So you do give feedback a lot?
Yeah, and I read the blogs and I watch the stuff, that’s why whenever I have the opportunity to talk to people and those who say stuff online like “That’s stupid”, I like to meet those people [laughs]. We found out that Batman vs Superman is coming out the same day as Captain America 3. So I know Ben Affleck, that’s my boy, and as boys, you talk shit. Do you talk shit with your friends? I know I do! So I’m like “If Batman vs Superman comes out the same day as Captain America, what am I gonna say? Am I going to ask to move the date? No! You better move your date!” [laughs], but then this little dude on Twitter was like “That was very inappropriate and disrespectful”, so I’m like “My dude, you need a friend because obviously you don’t have friends. You don’t know how friends talk to each other!” You know what I mean? If there’s one piece of candy left, and you’re with your friend, you and your friend are going to talk shit about getting that candy. [laughs] Right? It’s the reality of it. You have to realize that actors are friends too, they are people too, and that’s just what it is. We’re wearing costumes and flying around, come on dude! I’m not talking about your mom!

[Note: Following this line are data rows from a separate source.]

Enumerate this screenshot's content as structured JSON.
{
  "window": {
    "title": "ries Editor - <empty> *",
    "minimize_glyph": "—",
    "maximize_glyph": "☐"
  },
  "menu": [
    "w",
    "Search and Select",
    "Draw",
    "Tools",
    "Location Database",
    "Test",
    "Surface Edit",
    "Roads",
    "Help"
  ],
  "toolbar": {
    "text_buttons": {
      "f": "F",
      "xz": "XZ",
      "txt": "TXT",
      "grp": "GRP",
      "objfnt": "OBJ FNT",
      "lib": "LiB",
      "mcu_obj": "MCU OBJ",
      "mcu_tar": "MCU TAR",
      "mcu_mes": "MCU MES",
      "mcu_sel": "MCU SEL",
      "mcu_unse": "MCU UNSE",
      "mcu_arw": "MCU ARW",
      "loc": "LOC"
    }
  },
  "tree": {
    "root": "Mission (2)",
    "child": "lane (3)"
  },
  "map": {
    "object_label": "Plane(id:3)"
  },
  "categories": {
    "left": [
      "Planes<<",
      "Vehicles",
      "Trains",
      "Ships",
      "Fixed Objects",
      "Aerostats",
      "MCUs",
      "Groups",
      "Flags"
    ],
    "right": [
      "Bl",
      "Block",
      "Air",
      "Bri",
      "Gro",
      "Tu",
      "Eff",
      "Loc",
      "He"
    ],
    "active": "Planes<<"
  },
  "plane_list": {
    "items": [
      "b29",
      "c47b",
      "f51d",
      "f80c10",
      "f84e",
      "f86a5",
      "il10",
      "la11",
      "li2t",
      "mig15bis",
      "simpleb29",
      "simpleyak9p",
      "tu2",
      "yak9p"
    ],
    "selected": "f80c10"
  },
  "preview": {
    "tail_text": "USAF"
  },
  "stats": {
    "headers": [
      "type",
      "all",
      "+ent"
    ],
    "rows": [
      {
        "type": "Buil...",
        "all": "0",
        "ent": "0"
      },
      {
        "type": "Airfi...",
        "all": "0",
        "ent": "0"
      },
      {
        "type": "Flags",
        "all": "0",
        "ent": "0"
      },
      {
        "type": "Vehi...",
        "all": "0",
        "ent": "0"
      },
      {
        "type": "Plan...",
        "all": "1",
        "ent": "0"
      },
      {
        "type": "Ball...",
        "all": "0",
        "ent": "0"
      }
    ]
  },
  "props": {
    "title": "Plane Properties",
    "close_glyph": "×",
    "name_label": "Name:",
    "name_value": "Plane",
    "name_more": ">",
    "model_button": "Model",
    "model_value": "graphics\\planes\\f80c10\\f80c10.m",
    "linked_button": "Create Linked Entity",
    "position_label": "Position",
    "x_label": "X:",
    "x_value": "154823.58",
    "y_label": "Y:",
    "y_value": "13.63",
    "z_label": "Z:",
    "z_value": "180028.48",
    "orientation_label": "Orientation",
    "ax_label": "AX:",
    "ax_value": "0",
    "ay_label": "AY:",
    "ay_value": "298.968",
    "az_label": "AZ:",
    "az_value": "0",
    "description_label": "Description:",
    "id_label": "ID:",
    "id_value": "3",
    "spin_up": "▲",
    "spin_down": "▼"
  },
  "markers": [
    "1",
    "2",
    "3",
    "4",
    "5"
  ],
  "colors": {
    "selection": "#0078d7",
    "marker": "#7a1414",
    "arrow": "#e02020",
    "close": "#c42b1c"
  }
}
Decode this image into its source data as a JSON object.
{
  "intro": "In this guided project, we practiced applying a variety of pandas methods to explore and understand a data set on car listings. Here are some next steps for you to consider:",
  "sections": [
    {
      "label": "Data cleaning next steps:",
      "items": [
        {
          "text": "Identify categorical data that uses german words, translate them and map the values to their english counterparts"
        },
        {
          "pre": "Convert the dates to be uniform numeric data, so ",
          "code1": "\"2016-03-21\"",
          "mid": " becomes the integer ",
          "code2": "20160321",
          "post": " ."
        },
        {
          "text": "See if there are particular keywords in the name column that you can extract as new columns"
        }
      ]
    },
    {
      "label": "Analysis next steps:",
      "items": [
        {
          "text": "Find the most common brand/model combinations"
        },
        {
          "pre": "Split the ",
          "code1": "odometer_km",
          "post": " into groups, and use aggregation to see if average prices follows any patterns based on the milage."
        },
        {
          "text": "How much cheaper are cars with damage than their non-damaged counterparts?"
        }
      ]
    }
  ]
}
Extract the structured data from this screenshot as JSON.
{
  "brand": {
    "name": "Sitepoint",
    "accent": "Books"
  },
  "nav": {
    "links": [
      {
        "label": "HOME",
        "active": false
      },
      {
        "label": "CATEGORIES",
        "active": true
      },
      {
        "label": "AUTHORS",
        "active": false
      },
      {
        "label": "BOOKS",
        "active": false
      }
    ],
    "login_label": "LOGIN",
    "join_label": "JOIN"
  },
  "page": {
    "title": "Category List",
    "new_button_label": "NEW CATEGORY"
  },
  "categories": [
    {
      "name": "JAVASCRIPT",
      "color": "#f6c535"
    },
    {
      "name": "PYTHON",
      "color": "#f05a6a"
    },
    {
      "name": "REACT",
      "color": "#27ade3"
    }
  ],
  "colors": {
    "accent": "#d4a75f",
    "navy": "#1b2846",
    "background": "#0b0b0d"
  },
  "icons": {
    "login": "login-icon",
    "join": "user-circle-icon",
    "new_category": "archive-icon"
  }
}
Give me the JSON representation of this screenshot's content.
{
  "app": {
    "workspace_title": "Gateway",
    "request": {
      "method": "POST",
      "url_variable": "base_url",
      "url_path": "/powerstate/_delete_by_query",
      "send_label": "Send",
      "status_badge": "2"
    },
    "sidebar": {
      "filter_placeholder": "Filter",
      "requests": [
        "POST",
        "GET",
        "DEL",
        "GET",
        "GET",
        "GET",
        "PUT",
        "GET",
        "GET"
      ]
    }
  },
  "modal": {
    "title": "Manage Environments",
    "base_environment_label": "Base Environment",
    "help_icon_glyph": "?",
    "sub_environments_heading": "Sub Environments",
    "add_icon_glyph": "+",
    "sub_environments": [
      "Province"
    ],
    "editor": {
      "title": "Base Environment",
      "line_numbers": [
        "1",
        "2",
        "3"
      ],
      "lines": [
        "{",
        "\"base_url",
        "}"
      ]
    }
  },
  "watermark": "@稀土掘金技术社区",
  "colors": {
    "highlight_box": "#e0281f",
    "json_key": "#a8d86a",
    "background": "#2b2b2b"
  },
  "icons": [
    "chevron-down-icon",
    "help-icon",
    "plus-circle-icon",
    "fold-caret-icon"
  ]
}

I’m at a press conference in Miami talking about my wings, it’s not that deep.
Thank you for reading!
Captain America 2: The Winter Soldier premieres on April 4th 2014